"""
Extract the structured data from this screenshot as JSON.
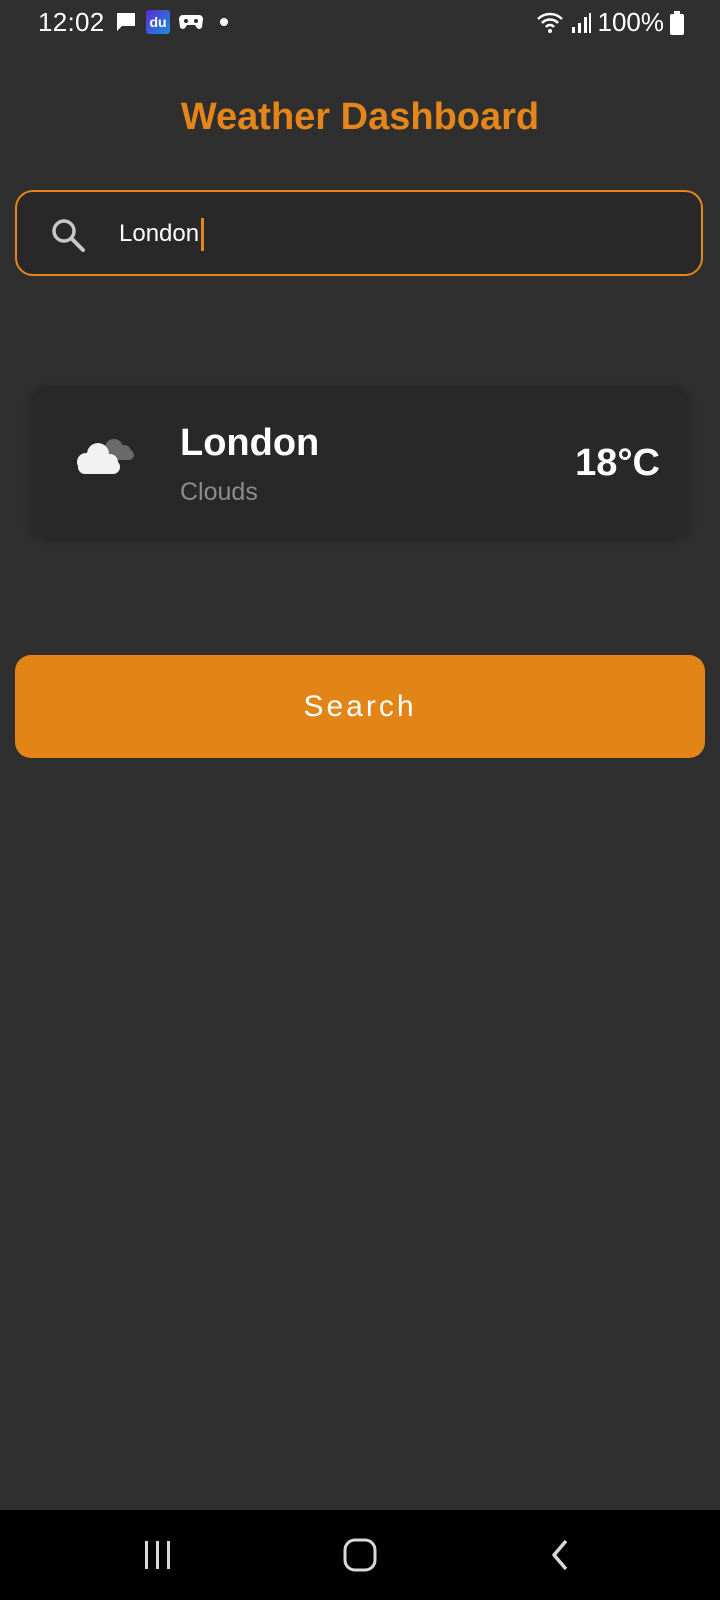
{
  "status_bar": {
    "time": "12:02",
    "du_label": "du",
    "battery": "100%"
  },
  "header": {
    "title": "Weather Dashboard"
  },
  "search": {
    "value": "London"
  },
  "weather": {
    "city": "London",
    "condition": "Clouds",
    "temperature": "18°C",
    "icon": "cloud-icon"
  },
  "actions": {
    "search_label": "Search"
  },
  "colors": {
    "accent": "#e5861a",
    "background": "#2f2f2f",
    "card": "#282828"
  }
}
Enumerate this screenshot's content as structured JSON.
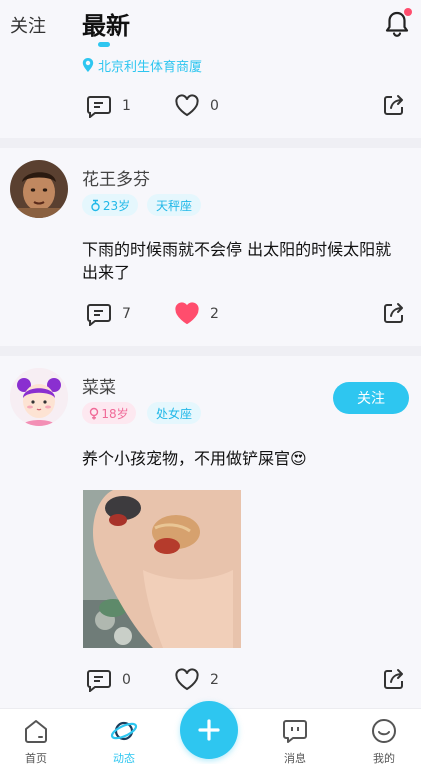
{
  "header": {
    "tab_follow": "关注",
    "tab_latest": "最新"
  },
  "post1": {
    "location": "北京利生体育商厦",
    "comments": "1",
    "likes": "0"
  },
  "post2": {
    "username": "花王多芬",
    "age_badge": "23岁",
    "gender": "male",
    "zodiac_badge": "天秤座",
    "text": "下雨的时候雨就不会停 出太阳的时候太阳就出来了",
    "comments": "7",
    "likes": "2",
    "liked": true
  },
  "post3": {
    "username": "菜菜",
    "age_badge": "18岁",
    "gender": "female",
    "zodiac_badge": "处女座",
    "follow_label": "关注",
    "text": "养个小孩宠物，不用做铲屎官",
    "emoji": "😍",
    "comments": "0",
    "likes": "2",
    "liked": false
  },
  "colors": {
    "accent": "#2ec6f0",
    "like_active": "#ff4d6d",
    "pink_badge": "#f06a98"
  },
  "nav": {
    "items": [
      {
        "label": "首页",
        "icon": "home-icon",
        "active": false
      },
      {
        "label": "动态",
        "icon": "planet-icon",
        "active": true
      },
      {
        "label": "消息",
        "icon": "message-icon",
        "active": false
      },
      {
        "label": "我的",
        "icon": "profile-icon",
        "active": false
      }
    ],
    "fab_icon": "plus-icon"
  }
}
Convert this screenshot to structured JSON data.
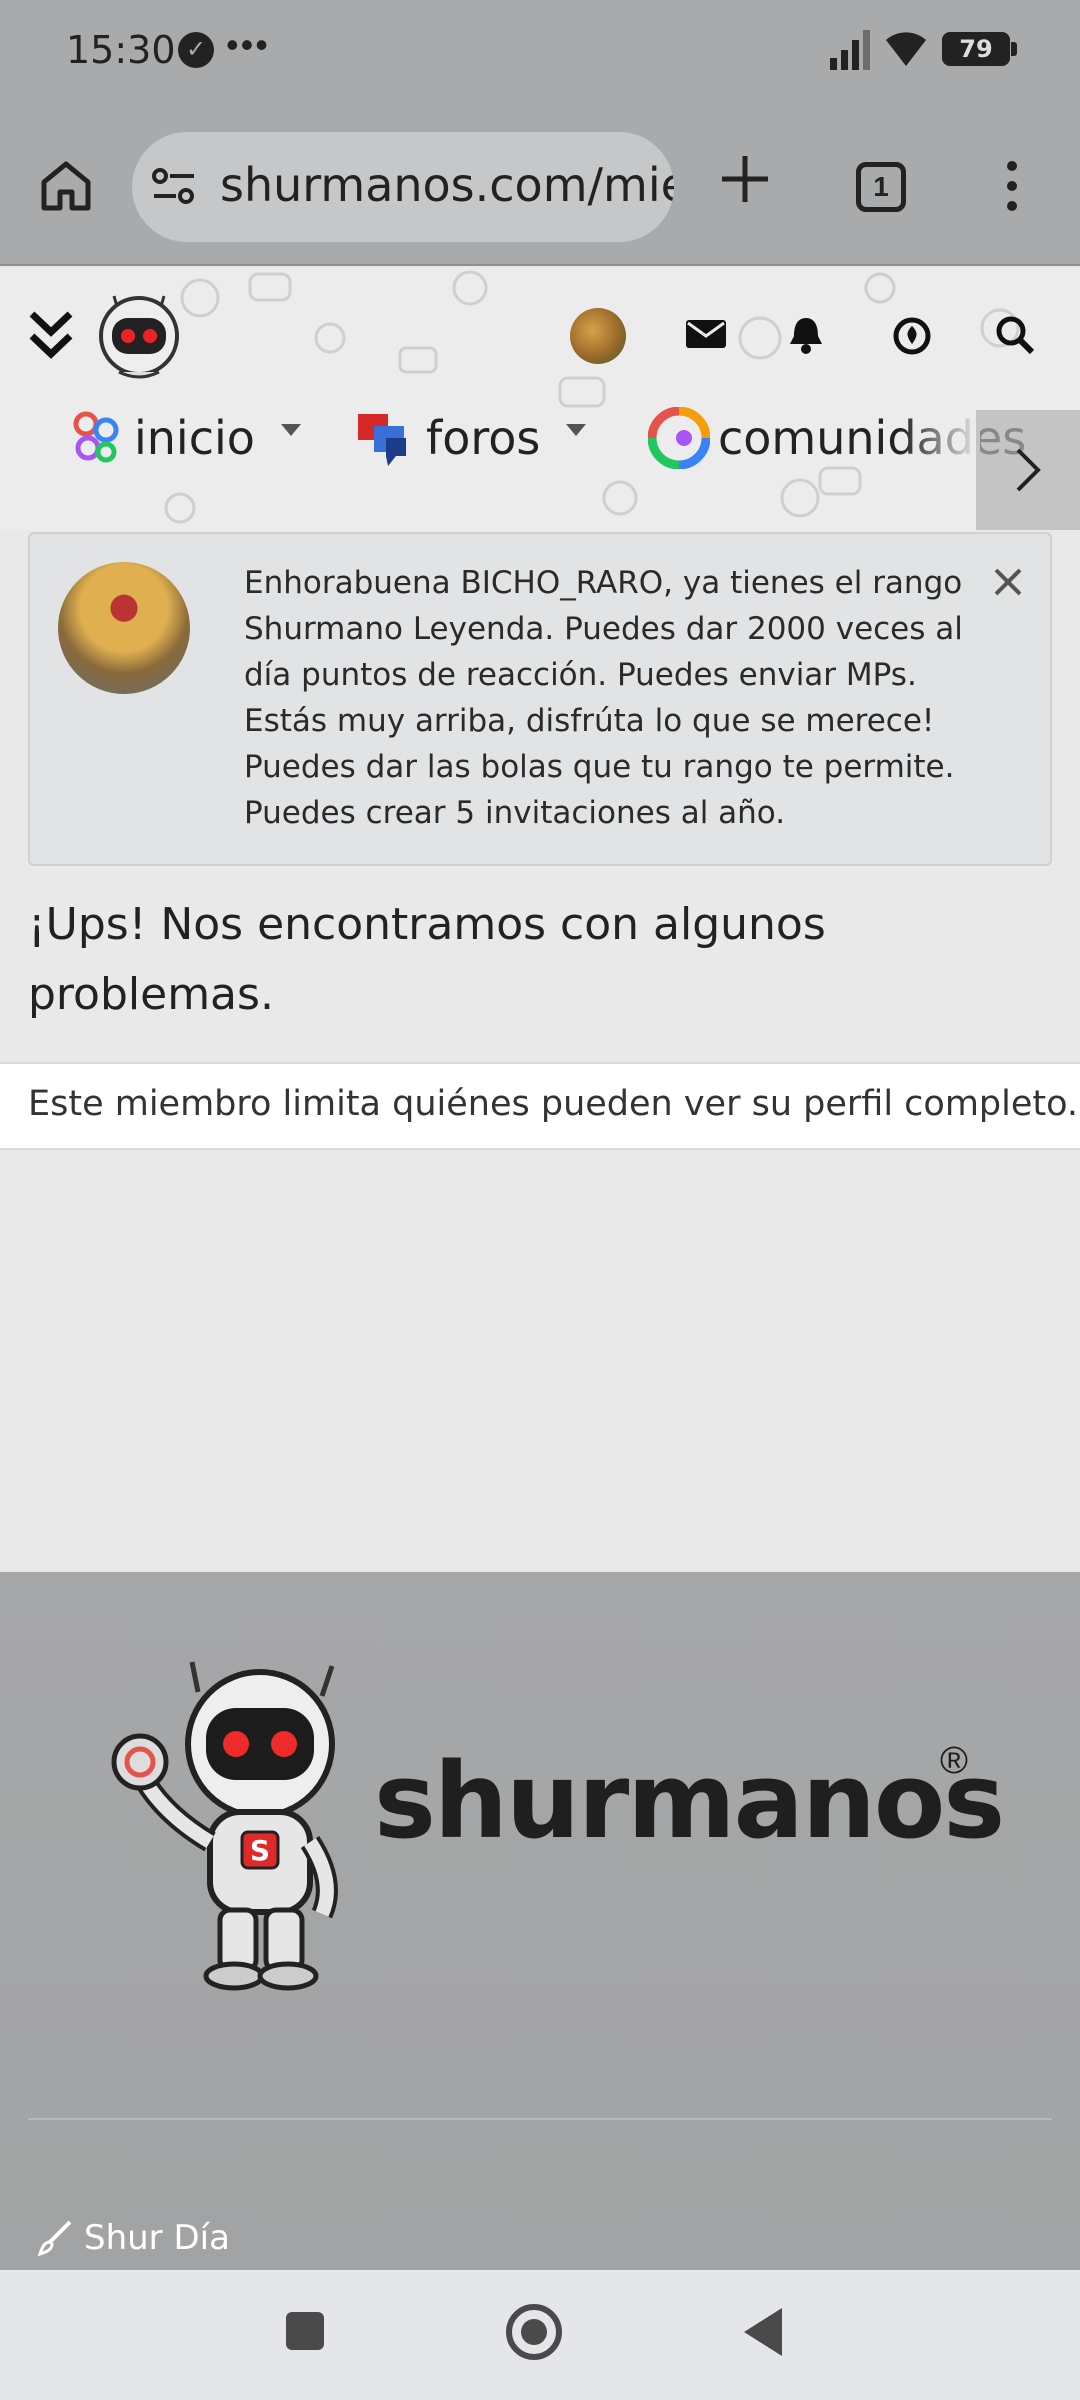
{
  "status_bar": {
    "time": "15:30",
    "battery": "79"
  },
  "browser": {
    "url": "shurmanos.com/miem",
    "tab_count": "1"
  },
  "site_header": {
    "nav_items": [
      {
        "label": "inicio"
      },
      {
        "label": "foros"
      },
      {
        "label": "comunidades"
      }
    ]
  },
  "notice": {
    "text": "Enhorabuena BICHO_RARO, ya tienes el rango Shurmano Leyenda. Puedes dar 2000 veces al día puntos de reacción. Puedes enviar MPs. Estás muy arriba, disfrúta lo que se merece! Puedes dar las bolas que tu rango te permite. Puedes crear 5 invitaciones al año."
  },
  "error": {
    "title": "¡Ups! Nos encontramos con algunos problemas.",
    "message": "Este miembro limita quiénes pueden ver su perfil completo."
  },
  "footer": {
    "brand": "shurmanos",
    "reg_mark": "®",
    "link_label": "Shur Día"
  },
  "colors": {
    "chrome_bg": "#a9aaab",
    "page_bg": "#e9e9e9",
    "footer_bg": "#a6a7a8",
    "notice_bg": "#e2e3e4"
  }
}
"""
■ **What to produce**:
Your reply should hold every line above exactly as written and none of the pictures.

■ **Solution**:
Extract the structured data from this screenshot as JSON.
{
  "status_bar": {
    "time": "12:02",
    "du_label": "du",
    "battery": "100%"
  },
  "header": {
    "title": "Weather Dashboard"
  },
  "search": {
    "value": "London"
  },
  "weather": {
    "city": "London",
    "condition": "Clouds",
    "temperature": "18°C",
    "icon": "cloud-icon"
  },
  "actions": {
    "search_label": "Search"
  },
  "colors": {
    "accent": "#e5861a",
    "background": "#2f2f2f",
    "card": "#282828"
  }
}
Enumerate this screenshot's content as structured JSON.
{
  "header": {
    "tab_follow": "关注",
    "tab_latest": "最新"
  },
  "post1": {
    "location": "北京利生体育商厦",
    "comments": "1",
    "likes": "0"
  },
  "post2": {
    "username": "花王多芬",
    "age_badge": "23岁",
    "gender": "male",
    "zodiac_badge": "天秤座",
    "text": "下雨的时候雨就不会停 出太阳的时候太阳就出来了",
    "comments": "7",
    "likes": "2",
    "liked": true
  },
  "post3": {
    "username": "菜菜",
    "age_badge": "18岁",
    "gender": "female",
    "zodiac_badge": "处女座",
    "follow_label": "关注",
    "text": "养个小孩宠物，不用做铲屎官",
    "emoji": "😍",
    "comments": "0",
    "likes": "2",
    "liked": false
  },
  "colors": {
    "accent": "#2ec6f0",
    "like_active": "#ff4d6d",
    "pink_badge": "#f06a98"
  },
  "nav": {
    "items": [
      {
        "label": "首页",
        "icon": "home-icon",
        "active": false
      },
      {
        "label": "动态",
        "icon": "planet-icon",
        "active": true
      },
      {
        "label": "消息",
        "icon": "message-icon",
        "active": false
      },
      {
        "label": "我的",
        "icon": "profile-icon",
        "active": false
      }
    ],
    "fab_icon": "plus-icon"
  }
}
Convert this screenshot to structured JSON data.
{
  "status_bar": {
    "time": "15:30",
    "battery": "79"
  },
  "browser": {
    "url": "shurmanos.com/miem",
    "tab_count": "1"
  },
  "site_header": {
    "nav_items": [
      {
        "label": "inicio"
      },
      {
        "label": "foros"
      },
      {
        "label": "comunidades"
      }
    ]
  },
  "notice": {
    "text": "Enhorabuena BICHO_RARO, ya tienes el rango Shurmano Leyenda. Puedes dar 2000 veces al día puntos de reacción. Puedes enviar MPs. Estás muy arriba, disfrúta lo que se merece! Puedes dar las bolas que tu rango te permite. Puedes crear 5 invitaciones al año."
  },
  "error": {
    "title": "¡Ups! Nos encontramos con algunos problemas.",
    "message": "Este miembro limita quiénes pueden ver su perfil completo."
  },
  "footer": {
    "brand": "shurmanos",
    "reg_mark": "®",
    "link_label": "Shur Día"
  },
  "colors": {
    "chrome_bg": "#a9aaab",
    "page_bg": "#e9e9e9",
    "footer_bg": "#a6a7a8",
    "notice_bg": "#e2e3e4"
  }
}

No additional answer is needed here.